Today I stopped by the studio with Zorg, who practiced martial arts some years ago and talked with Adam again. Starting the week after next, I am going to give Moo Doe a try. I remarked to Zorg that my renegade yoga teacher, who had nothing but disdain for paternalistic Eastern programs with people bowing to “masters” and murmuring in foreign languages, would be horrified.

“She left,” he said. “You can study anywhere you want.”

>Which yoga is right for you?

>Whether you run, lift weights, dance, or just laze around on the beach like this guy, chances are someone has suggested that you add a yoga class to your workout schedule.

To avoid disappointment, check out this MSN UK guide that matches you by your workout preferences and fitness level to one of the several styles of yoga.

The guide describes
• Ashtanga (“Power Yoga”)
• Kundalini
• Bikram (“Hot Yoga”)
• Iyengar (which makes use of blocks, straps, and incline devices)
• Anusar

Unfortunately, the guide does not cover the classic Hatha yoga or Vinyasa (“Flow”) yoga, which is very popular in the U.S.

I’ve been going around dabbling in yoga classes since my favorite yoga teacher moved to L.A., and continue to be amazed at the differences between the styles. (And I haven’t even tried Bikram yet!) I feel as though I learn something important from every teacher in terms of improving my yoga.

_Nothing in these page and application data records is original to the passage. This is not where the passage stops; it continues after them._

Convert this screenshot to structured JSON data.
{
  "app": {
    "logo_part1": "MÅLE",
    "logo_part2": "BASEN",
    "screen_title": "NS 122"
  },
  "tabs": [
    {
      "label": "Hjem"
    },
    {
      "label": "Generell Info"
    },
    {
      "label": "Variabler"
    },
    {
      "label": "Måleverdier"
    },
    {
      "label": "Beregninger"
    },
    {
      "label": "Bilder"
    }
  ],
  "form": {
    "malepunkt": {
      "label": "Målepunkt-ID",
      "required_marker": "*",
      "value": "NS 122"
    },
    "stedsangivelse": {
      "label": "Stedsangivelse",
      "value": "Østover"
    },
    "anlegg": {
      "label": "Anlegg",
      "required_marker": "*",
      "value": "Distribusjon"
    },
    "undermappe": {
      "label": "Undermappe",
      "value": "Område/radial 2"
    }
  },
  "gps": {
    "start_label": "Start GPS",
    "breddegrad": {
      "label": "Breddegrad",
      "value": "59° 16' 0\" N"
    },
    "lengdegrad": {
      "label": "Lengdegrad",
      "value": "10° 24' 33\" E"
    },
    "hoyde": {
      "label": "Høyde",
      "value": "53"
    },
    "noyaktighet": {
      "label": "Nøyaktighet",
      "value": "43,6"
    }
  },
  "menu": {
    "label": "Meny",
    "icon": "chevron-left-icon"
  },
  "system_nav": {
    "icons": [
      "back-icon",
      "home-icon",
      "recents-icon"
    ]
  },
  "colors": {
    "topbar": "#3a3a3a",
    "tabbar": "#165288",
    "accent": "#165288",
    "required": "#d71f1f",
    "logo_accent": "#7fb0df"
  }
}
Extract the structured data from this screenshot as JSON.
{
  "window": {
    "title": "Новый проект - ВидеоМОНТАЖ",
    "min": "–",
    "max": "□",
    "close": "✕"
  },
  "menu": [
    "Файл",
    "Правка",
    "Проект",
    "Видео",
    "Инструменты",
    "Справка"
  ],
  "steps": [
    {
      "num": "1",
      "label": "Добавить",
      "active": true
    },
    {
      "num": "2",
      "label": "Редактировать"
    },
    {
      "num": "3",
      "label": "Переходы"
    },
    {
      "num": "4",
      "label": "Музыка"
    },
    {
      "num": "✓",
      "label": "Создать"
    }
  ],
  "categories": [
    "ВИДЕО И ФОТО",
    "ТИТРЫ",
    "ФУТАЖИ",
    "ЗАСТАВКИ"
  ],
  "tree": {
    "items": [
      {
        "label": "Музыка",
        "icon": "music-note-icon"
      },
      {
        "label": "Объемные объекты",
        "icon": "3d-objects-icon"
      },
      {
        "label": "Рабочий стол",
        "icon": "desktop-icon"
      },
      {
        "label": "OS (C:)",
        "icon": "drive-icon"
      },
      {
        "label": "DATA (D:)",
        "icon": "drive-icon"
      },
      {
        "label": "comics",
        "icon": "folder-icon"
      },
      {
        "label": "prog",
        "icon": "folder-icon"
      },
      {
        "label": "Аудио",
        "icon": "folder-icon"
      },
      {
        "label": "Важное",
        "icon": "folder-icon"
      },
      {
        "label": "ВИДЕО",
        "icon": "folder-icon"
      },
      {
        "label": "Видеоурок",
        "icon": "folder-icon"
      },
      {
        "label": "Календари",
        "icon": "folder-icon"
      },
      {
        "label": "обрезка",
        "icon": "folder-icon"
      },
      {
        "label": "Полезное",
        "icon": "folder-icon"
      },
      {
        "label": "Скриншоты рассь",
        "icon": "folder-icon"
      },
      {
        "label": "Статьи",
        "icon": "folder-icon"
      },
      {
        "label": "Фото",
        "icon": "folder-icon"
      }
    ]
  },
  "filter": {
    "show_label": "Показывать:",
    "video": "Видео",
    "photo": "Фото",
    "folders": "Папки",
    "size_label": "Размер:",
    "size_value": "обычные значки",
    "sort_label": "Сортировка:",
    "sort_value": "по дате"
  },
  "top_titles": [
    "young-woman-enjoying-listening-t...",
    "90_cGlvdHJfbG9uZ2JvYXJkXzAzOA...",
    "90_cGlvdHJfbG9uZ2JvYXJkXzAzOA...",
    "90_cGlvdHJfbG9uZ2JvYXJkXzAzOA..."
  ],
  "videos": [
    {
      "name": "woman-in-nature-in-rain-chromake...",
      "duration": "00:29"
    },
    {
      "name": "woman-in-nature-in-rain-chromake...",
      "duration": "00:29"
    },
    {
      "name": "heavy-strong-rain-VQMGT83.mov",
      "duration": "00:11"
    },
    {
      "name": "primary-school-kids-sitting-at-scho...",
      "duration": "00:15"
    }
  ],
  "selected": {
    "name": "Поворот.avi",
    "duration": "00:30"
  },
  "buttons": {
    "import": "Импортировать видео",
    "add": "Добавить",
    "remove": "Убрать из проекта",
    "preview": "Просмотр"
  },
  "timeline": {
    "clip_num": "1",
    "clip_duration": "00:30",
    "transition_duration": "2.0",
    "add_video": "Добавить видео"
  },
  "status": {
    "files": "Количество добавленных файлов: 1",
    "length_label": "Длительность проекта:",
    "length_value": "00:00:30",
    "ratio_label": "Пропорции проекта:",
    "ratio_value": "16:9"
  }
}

Thanks to Melanie Crow’s blog for pointing out the MSN article.